WHAT THE EXERCISE ASKS - Lines in the entries below where the word "true" shows up should each be copied.

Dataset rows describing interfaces
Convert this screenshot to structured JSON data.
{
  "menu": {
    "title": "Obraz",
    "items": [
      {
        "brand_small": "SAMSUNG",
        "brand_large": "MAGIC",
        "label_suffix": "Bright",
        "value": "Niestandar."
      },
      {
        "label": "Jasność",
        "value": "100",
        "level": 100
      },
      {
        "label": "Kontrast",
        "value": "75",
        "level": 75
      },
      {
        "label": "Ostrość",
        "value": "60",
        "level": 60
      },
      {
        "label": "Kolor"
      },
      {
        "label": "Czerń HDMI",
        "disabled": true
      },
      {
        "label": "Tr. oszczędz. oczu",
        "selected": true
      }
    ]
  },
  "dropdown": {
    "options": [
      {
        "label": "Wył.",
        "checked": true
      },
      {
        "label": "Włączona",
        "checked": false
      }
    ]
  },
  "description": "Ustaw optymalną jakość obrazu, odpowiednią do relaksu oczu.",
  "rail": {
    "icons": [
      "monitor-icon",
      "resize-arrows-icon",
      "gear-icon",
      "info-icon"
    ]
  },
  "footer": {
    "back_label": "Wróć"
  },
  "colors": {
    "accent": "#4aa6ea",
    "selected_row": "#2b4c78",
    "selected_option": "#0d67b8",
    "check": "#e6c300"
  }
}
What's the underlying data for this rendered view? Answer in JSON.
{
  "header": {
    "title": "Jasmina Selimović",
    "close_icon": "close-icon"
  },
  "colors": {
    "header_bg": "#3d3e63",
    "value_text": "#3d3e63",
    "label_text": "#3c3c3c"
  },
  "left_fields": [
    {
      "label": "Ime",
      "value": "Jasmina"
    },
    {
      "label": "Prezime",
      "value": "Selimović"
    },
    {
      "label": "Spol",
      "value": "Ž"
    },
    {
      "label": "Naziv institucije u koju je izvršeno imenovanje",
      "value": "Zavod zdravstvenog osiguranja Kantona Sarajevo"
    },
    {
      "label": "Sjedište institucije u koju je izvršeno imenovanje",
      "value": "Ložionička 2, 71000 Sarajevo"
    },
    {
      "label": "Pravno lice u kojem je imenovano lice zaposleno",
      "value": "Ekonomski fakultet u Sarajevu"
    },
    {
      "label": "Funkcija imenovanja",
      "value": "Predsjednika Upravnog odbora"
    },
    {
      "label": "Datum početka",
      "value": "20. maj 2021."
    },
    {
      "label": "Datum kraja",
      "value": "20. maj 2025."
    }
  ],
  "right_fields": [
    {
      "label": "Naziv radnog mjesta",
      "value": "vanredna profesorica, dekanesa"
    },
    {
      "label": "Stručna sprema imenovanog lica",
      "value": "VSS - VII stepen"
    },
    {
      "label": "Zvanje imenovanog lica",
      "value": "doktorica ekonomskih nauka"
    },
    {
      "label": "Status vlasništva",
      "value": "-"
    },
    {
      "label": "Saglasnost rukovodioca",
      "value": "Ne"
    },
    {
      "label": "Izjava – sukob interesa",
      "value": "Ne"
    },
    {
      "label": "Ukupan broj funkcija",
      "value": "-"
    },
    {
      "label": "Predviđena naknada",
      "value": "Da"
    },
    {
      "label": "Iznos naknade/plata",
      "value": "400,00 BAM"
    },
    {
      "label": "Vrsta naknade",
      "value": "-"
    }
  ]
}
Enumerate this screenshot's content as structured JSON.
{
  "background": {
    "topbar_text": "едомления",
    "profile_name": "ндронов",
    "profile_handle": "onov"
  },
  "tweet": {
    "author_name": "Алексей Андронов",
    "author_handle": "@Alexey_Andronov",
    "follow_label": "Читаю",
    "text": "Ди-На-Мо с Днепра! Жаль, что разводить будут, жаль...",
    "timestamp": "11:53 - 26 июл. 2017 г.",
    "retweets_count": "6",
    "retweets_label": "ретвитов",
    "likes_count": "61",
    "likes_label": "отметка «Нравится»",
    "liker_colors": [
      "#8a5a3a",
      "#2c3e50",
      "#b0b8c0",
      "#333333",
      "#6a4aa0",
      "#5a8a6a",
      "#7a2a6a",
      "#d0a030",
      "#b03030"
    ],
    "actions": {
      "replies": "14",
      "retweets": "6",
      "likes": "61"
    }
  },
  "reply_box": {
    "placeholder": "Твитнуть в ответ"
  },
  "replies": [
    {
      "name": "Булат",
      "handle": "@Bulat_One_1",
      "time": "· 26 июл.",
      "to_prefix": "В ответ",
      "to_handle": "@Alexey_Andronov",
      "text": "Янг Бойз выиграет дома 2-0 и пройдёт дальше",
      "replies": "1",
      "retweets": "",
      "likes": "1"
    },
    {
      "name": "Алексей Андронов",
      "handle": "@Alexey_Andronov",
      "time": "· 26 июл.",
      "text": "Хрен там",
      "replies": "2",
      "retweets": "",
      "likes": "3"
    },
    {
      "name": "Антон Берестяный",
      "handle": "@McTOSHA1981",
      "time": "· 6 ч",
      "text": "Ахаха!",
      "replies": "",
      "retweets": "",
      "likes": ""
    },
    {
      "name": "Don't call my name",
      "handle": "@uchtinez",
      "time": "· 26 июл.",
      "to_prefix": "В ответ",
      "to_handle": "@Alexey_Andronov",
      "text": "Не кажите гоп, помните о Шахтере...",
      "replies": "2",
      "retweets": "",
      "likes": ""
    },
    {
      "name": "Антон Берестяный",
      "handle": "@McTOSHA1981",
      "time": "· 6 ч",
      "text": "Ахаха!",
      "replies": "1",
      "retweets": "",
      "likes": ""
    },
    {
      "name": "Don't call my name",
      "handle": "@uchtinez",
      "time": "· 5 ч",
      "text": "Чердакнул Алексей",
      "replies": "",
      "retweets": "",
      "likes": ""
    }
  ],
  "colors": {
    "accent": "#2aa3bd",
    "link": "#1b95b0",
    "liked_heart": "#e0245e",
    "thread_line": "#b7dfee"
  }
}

OUTPUT FOR THIS EXERCISE -
        "disabled": true
        "selected": true
        "checked": true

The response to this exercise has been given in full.